List all the lines in these records that hold "active".

══ Material supplied ══

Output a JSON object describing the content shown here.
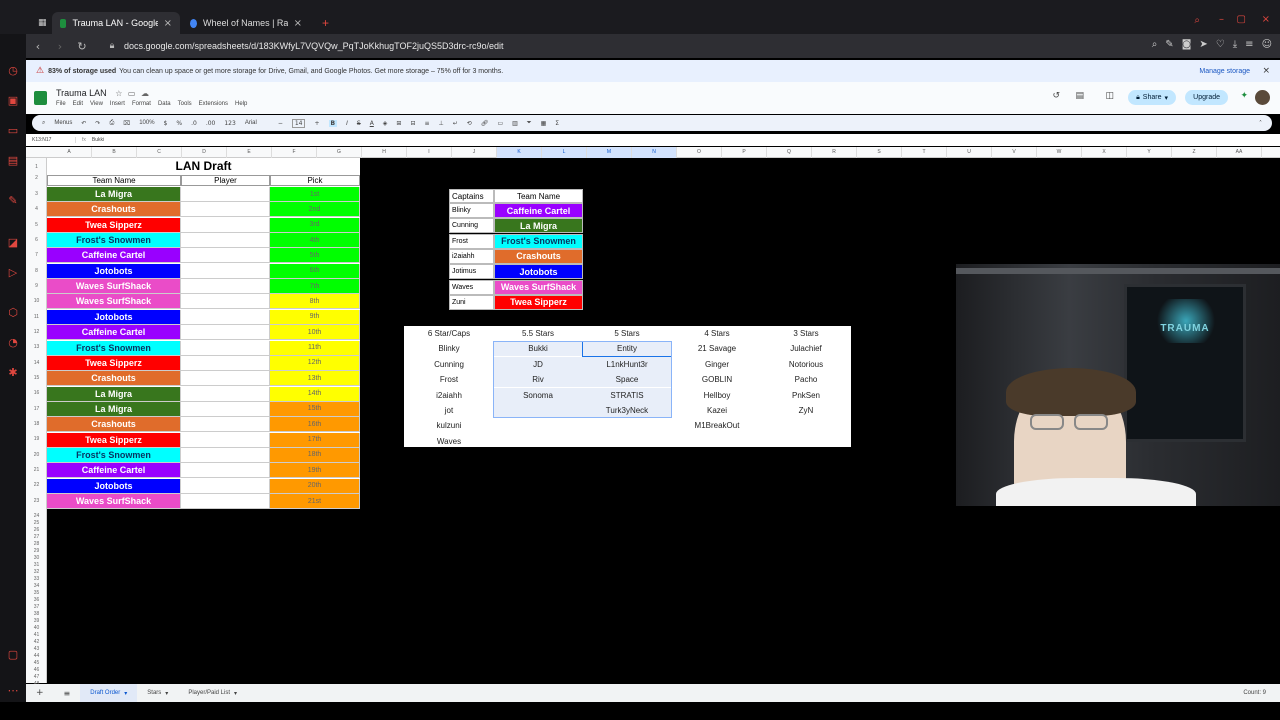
{
  "browser": {
    "tabs": [
      {
        "title": "Trauma LAN - Google Sheets",
        "active": true,
        "favicon_color": "#1e8e3e"
      },
      {
        "title": "Wheel of Names | Random",
        "active": false,
        "favicon_color": "#4285f4"
      }
    ],
    "new_tab_label": "+",
    "url": "docs.google.com/spreadsheets/d/183KWfyL7VQVQw_PqTJoKkhugTOF2juQS5D3drc-rc9o/edit"
  },
  "banner": {
    "bold": "83% of storage used",
    "text": "You can clean up space or get more storage for Drive, Gmail, and Google Photos. Get more storage – 75% off for 3 months.",
    "action": "Manage storage"
  },
  "sheet": {
    "title": "Trauma LAN",
    "menus": [
      "File",
      "Edit",
      "View",
      "Insert",
      "Format",
      "Data",
      "Tools",
      "Extensions",
      "Help"
    ],
    "share_label": "Share",
    "upgrade_label": "Upgrade",
    "toolbar": {
      "menus": "Menus",
      "zoom": "100%",
      "currency": "$",
      "percent": "%",
      "dec1": ".0",
      "dec2": ".00",
      "num": "123",
      "font": "Arial",
      "font_size": "14"
    },
    "cell_ref": "K13:N17",
    "formula": "Bukki"
  },
  "columns": [
    "A",
    "B",
    "C",
    "D",
    "E",
    "F",
    "G",
    "H",
    "I",
    "J",
    "K",
    "L",
    "M",
    "N",
    "O",
    "P",
    "Q",
    "R",
    "S",
    "T",
    "U",
    "V",
    "W",
    "X",
    "Y",
    "Z",
    "AA"
  ],
  "draft": {
    "title": "LAN Draft",
    "headers": {
      "team": "Team Name",
      "player": "Player",
      "pick": "Pick"
    },
    "rows": [
      {
        "team": "La Migra",
        "pick": "1st",
        "team_bg": "#38761d",
        "team_fg": "#ffffff",
        "pick_bg": "#00ff00"
      },
      {
        "team": "Crashouts",
        "pick": "2nd",
        "team_bg": "#e06c2b",
        "team_fg": "#ffffff",
        "pick_bg": "#00ff00"
      },
      {
        "team": "Twea Sipperz",
        "pick": "3rd",
        "team_bg": "#ff0000",
        "team_fg": "#ffffff",
        "pick_bg": "#00ff00"
      },
      {
        "team": "Frost's Snowmen",
        "pick": "4th",
        "team_bg": "#00ffff",
        "team_fg": "#073763",
        "pick_bg": "#00ff00"
      },
      {
        "team": "Caffeine Cartel",
        "pick": "5th",
        "team_bg": "#9900ff",
        "team_fg": "#ffffff",
        "pick_bg": "#00ff00"
      },
      {
        "team": "Jotobots",
        "pick": "6th",
        "team_bg": "#0000ff",
        "team_fg": "#ffffff",
        "pick_bg": "#00ff00"
      },
      {
        "team": "Waves SurfShack",
        "pick": "7th",
        "team_bg": "#ea4cc8",
        "team_fg": "#ffffff",
        "pick_bg": "#00ff00"
      },
      {
        "team": "Waves SurfShack",
        "pick": "8th",
        "team_bg": "#ea4cc8",
        "team_fg": "#ffffff",
        "pick_bg": "#ffff00"
      },
      {
        "team": "Jotobots",
        "pick": "9th",
        "team_bg": "#0000ff",
        "team_fg": "#ffffff",
        "pick_bg": "#ffff00"
      },
      {
        "team": "Caffeine Cartel",
        "pick": "10th",
        "team_bg": "#9900ff",
        "team_fg": "#ffffff",
        "pick_bg": "#ffff00"
      },
      {
        "team": "Frost's Snowmen",
        "pick": "11th",
        "team_bg": "#00ffff",
        "team_fg": "#073763",
        "pick_bg": "#ffff00"
      },
      {
        "team": "Twea Sipperz",
        "pick": "12th",
        "team_bg": "#ff0000",
        "team_fg": "#ffffff",
        "pick_bg": "#ffff00"
      },
      {
        "team": "Crashouts",
        "pick": "13th",
        "team_bg": "#e06c2b",
        "team_fg": "#ffffff",
        "pick_bg": "#ffff00"
      },
      {
        "team": "La Migra",
        "pick": "14th",
        "team_bg": "#38761d",
        "team_fg": "#ffffff",
        "pick_bg": "#ffff00"
      },
      {
        "team": "La Migra",
        "pick": "15th",
        "team_bg": "#38761d",
        "team_fg": "#ffffff",
        "pick_bg": "#ff9900"
      },
      {
        "team": "Crashouts",
        "pick": "16th",
        "team_bg": "#e06c2b",
        "team_fg": "#ffffff",
        "pick_bg": "#ff9900"
      },
      {
        "team": "Twea Sipperz",
        "pick": "17th",
        "team_bg": "#ff0000",
        "team_fg": "#ffffff",
        "pick_bg": "#ff9900"
      },
      {
        "team": "Frost's Snowmen",
        "pick": "18th",
        "team_bg": "#00ffff",
        "team_fg": "#073763",
        "pick_bg": "#ff9900"
      },
      {
        "team": "Caffeine Cartel",
        "pick": "19th",
        "team_bg": "#9900ff",
        "team_fg": "#ffffff",
        "pick_bg": "#ff9900"
      },
      {
        "team": "Jotobots",
        "pick": "20th",
        "team_bg": "#0000ff",
        "team_fg": "#ffffff",
        "pick_bg": "#ff9900"
      },
      {
        "team": "Waves SurfShack",
        "pick": "21st",
        "team_bg": "#ea4cc8",
        "team_fg": "#ffffff",
        "pick_bg": "#ff9900"
      }
    ]
  },
  "captains": {
    "headers": {
      "captain": "Captains",
      "team": "Team Name"
    },
    "rows": [
      {
        "captain": "Blinky",
        "team": "Caffeine Cartel",
        "bg": "#9900ff",
        "fg": "#ffffff"
      },
      {
        "captain": "Cunning",
        "team": "La Migra",
        "bg": "#38761d",
        "fg": "#ffffff"
      },
      {
        "captain": "Frost",
        "team": "Frost's Snowmen",
        "bg": "#00ffff",
        "fg": "#073763"
      },
      {
        "captain": "i2aiahh",
        "team": "Crashouts",
        "bg": "#e06c2b",
        "fg": "#ffffff"
      },
      {
        "captain": "Jotimus",
        "team": "Jotobots",
        "bg": "#0000ff",
        "fg": "#ffffff"
      },
      {
        "captain": "Waves",
        "team": "Waves SurfShack",
        "bg": "#ea4cc8",
        "fg": "#ffffff"
      },
      {
        "captain": "Zuni",
        "team": "Twea Sipperz",
        "bg": "#ff0000",
        "fg": "#ffffff"
      }
    ]
  },
  "stars": {
    "headers": [
      "6 Star/Caps",
      "5.5 Stars",
      "5 Stars",
      "4 Stars",
      "3 Stars"
    ],
    "rows": [
      [
        "Blinky",
        "Bukki",
        "Entity",
        "21 Savage",
        "Julachief"
      ],
      [
        "Cunning",
        "JD",
        "L1nkHunt3r",
        "Ginger",
        "Notorious"
      ],
      [
        "Frost",
        "Riv",
        "Space",
        "GOBLIN",
        "Pacho"
      ],
      [
        "i2aiahh",
        "Sonoma",
        "STRATIS",
        "Hellboy",
        "PnkSen"
      ],
      [
        "jot",
        "",
        "Turk3yNeck",
        "Kazei",
        "ZyN"
      ],
      [
        "kulzuni",
        "",
        "",
        "M1BreakOut",
        ""
      ],
      [
        "Waves",
        "",
        "",
        "",
        ""
      ]
    ]
  },
  "webcam": {
    "poster_text": "TRAUMA"
  },
  "sheet_tabs": [
    {
      "label": "Draft Order",
      "active": true
    },
    {
      "label": "Stars",
      "active": false
    },
    {
      "label": "Player/Paid List",
      "active": false
    }
  ],
  "status": {
    "count": "Count: 9"
  }
}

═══

> **Output below**
        "active": true,
        "active": false,
      "active": true
      "active": false
      "active": false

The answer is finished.